**EXERCISE OBJECTIVE**: Reproduce the records that follow exactly as they appear.

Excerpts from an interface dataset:
------------------------

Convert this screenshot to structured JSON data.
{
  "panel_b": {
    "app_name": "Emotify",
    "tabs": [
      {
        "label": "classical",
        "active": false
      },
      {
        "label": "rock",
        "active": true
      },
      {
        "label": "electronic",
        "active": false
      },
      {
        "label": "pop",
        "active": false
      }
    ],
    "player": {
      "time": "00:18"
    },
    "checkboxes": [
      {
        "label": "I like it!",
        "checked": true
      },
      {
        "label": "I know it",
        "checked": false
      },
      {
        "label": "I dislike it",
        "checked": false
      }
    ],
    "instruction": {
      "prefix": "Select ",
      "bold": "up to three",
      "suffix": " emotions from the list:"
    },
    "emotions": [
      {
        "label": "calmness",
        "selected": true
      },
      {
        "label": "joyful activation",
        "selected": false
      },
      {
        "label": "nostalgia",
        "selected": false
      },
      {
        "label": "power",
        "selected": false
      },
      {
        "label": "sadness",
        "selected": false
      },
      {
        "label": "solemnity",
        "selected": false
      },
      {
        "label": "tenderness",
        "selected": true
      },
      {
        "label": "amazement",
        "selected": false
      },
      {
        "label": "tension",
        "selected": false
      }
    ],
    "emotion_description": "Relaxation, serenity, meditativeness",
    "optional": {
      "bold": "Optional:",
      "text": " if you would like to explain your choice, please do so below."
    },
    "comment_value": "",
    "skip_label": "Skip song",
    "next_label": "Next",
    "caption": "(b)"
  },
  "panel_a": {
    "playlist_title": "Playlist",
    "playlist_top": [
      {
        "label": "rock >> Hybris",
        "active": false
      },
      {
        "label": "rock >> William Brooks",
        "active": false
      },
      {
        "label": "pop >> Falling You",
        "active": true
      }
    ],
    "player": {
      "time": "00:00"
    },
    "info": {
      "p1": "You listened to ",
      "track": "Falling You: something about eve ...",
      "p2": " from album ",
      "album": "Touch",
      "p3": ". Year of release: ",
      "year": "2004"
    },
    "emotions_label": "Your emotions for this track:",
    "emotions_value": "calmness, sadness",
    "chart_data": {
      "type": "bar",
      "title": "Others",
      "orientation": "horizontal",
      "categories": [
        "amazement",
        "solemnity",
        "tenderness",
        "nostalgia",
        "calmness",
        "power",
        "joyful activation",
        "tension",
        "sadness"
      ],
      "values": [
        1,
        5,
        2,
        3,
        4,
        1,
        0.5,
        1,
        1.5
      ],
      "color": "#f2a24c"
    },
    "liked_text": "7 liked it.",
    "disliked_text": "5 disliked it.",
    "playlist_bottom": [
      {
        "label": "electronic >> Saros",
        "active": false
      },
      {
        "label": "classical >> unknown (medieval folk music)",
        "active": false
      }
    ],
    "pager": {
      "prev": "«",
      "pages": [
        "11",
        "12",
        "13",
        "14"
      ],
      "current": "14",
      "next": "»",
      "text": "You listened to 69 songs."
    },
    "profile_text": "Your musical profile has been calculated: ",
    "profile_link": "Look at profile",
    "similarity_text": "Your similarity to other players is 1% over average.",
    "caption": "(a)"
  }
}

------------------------

**ANSWER FOR THE TASK**:
Convert this screenshot to structured JSON data.
{
  "panel_b": {
    "app_name": "Emotify",
    "tabs": [
      {
        "label": "classical",
        "active": false
      },
      {
        "label": "rock",
        "active": true
      },
      {
        "label": "electronic",
        "active": false
      },
      {
        "label": "pop",
        "active": false
      }
    ],
    "player": {
      "time": "00:18"
    },
    "checkboxes": [
      {
        "label": "I like it!",
        "checked": true
      },
      {
        "label": "I know it",
        "checked": false
      },
      {
        "label": "I dislike it",
        "checked": false
      }
    ],
    "instruction": {
      "prefix": "Select ",
      "bold": "up to three",
      "suffix": " emotions from the list:"
    },
    "emotions": [
      {
        "label": "calmness",
        "selected": true
      },
      {
        "label": "joyful activation",
        "selected": false
      },
      {
        "label": "nostalgia",
        "selected": false
      },
      {
        "label": "power",
        "selected": false
      },
      {
        "label": "sadness",
        "selected": false
      },
      {
        "label": "solemnity",
        "selected": false
      },
      {
        "label": "tenderness",
        "selected": true
      },
      {
        "label": "amazement",
        "selected": false
      },
      {
        "label": "tension",
        "selected": false
      }
    ],
    "emotion_description": "Relaxation, serenity, meditativeness",
    "optional": {
      "bold": "Optional:",
      "text": " if you would like to explain your choice, please do so below."
    },
    "comment_value": "",
    "skip_label": "Skip song",
    "next_label": "Next",
    "caption": "(b)"
  },
  "panel_a": {
    "playlist_title": "Playlist",
    "playlist_top": [
      {
        "label": "rock >> Hybris",
        "active": false
      },
      {
        "label": "rock >> William Brooks",
        "active": false
      },
      {
        "label": "pop >> Falling You",
        "active": true
      }
    ],
    "player": {
      "time": "00:00"
    },
    "info": {
      "p1": "You listened to ",
      "track": "Falling You: something about eve ...",
      "p2": " from album ",
      "album": "Touch",
      "p3": ". Year of release: ",
      "year": "2004"
    },
    "emotions_label": "Your emotions for this track:",
    "emotions_value": "calmness, sadness",
    "chart_data": {
      "type": "bar",
      "title": "Others",
      "orientation": "horizontal",
      "categories": [
        "amazement",
        "solemnity",
        "tenderness",
        "nostalgia",
        "calmness",
        "power",
        "joyful activation",
        "tension",
        "sadness"
      ],
      "values": [
        1,
        5,
        2,
        3,
        4,
        1,
        0.5,
        1,
        1.5
      ],
      "color": "#f2a24c"
    },
    "liked_text": "7 liked it.",
    "disliked_text": "5 disliked it.",
    "playlist_bottom": [
      {
        "label": "electronic >> Saros",
        "active": false
      },
      {
        "label": "classical >> unknown (medieval folk music)",
        "active": false
      }
    ],
    "pager": {
      "prev": "«",
      "pages": [
        "11",
        "12",
        "13",
        "14"
      ],
      "current": "14",
      "next": "»",
      "text": "You listened to 69 songs."
    },
    "profile_text": "Your musical profile has been calculated: ",
    "profile_link": "Look at profile",
    "similarity_text": "Your similarity to other players is 1% over average.",
    "caption": "(a)"
  }
}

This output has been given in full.